The performer might begin to think of her talent as supreme and her body as a trap but in fact the two are inseparable, until they are separated. What’s bound up in the gap between the divine body and the empty vessel in the public imagination is our fear of and fascination with death. And so for a decade we watched Whitney with a specific set of preoccupations, circling and re-circling the idea that although this is clearly the same body we had come to know, the thing that made it what it was seems irretrievably gone. What was that thing?

That Whitney came to share in that process seems cruel. Because the tragedy of the loss of her talent was only inevitable for us—she might have found a way to inhabit her body in a new way, with a new self. Some do. Instead she became a symbol of decline and decline’s ultimate end. Because her talent seemed lost to us we focused on what remained, claiming her body as a kind of compensation, examining it as if in pity of its curious persistence.

Or maybe we just continued to do what we had done: “Do you work at it now, to keep your weight up?” Diane Sawyer asked Whitney in 2002, a year after she had appeared at a Michael Jackson tribute looking so frail the network actually fattened her image digitally before the program was broadcast.

Whitney: No.

Diane: But people are going to be looking, and people are going to be pointing.

Whitney: But they always have. From the moment I stepped out there, they always have.
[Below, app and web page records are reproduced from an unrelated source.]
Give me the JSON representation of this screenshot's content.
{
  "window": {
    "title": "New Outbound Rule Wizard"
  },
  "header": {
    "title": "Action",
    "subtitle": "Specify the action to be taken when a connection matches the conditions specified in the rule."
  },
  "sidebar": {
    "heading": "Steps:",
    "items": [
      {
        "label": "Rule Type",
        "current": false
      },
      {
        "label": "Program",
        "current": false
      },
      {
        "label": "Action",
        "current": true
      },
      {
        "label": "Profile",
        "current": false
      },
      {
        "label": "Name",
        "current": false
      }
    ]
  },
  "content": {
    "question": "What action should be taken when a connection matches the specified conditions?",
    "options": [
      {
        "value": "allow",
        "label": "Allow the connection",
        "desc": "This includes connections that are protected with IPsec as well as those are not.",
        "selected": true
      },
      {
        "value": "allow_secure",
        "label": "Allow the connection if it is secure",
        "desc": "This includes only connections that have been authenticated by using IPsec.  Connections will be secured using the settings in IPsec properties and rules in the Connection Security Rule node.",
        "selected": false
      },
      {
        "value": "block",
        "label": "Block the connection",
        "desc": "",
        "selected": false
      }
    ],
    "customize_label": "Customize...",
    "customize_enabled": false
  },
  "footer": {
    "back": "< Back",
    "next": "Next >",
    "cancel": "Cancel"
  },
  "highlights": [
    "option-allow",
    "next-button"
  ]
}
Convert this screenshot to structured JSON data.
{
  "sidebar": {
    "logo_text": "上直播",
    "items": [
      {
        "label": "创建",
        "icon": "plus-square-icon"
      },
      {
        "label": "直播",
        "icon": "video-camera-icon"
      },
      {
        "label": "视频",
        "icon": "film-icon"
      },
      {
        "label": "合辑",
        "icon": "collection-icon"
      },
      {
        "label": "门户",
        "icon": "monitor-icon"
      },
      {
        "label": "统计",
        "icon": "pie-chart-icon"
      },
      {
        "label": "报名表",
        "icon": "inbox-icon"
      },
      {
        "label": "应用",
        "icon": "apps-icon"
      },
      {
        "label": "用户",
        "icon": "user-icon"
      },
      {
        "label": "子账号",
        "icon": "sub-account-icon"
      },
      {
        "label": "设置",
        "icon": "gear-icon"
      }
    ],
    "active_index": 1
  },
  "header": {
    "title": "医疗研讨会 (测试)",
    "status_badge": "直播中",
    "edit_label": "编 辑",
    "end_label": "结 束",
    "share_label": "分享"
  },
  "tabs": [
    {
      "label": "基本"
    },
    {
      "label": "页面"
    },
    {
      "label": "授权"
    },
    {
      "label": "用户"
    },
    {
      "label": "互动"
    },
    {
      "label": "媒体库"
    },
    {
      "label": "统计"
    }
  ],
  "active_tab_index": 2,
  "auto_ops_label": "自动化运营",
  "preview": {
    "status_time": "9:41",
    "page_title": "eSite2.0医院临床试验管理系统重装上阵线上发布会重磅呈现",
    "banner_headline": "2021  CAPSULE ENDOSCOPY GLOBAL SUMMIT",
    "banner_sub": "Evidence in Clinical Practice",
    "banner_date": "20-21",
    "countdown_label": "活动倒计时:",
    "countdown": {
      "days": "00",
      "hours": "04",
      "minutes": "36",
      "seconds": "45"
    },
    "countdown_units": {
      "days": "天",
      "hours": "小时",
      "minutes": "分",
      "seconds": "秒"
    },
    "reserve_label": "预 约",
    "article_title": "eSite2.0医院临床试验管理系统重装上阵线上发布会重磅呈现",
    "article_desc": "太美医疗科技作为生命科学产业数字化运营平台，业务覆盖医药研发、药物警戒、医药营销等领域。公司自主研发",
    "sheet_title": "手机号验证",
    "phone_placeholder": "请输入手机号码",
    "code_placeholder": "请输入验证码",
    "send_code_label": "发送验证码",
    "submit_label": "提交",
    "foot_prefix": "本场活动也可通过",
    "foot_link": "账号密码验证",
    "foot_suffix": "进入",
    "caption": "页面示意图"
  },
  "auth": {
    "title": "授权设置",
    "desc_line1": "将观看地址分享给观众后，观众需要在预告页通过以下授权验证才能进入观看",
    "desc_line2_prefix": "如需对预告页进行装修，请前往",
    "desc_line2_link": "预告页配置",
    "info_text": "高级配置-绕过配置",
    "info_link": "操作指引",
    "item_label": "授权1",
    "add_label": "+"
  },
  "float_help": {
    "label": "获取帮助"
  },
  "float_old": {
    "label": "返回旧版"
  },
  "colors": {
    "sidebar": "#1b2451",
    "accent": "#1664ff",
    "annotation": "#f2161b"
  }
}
At her funeral Whitney was laid out in a gold coffin smothered with white flowers and placed before the altar of the New Jersey church where she sang her first notes. Her sister-in-law spoke to those of us who were not granted a viewing of the body. She urged us to imagine the Whitney who sang “The Greatest Love of All,” the way she looked then. I agree, we should remember her that way. But it seems wrong to take away the other Whitney, the suffering she did for us, or seemed to do. Or to put it another way it seems dishonest to deny those final images, and the years of loaded, unrelenting scrutiny that preceded them. Not when they seemed to mean so much to us.


Michelle Orange's writing has appeared in The New York Times, The Village Voice, The Nation, The Virginia Quarterly Review, McSweeney's and other publications and has been collected in The Best Sex Writing 2006 and Mountain Man Dance Moves. She is the author of The Sicily Papers and the editor of From the Notebook: The Unwritten Stories of F. Scott Fitzgerald, a collection found in issue 22 of McSweeney's. Follow her on Twitter @michelleorange. More from this author →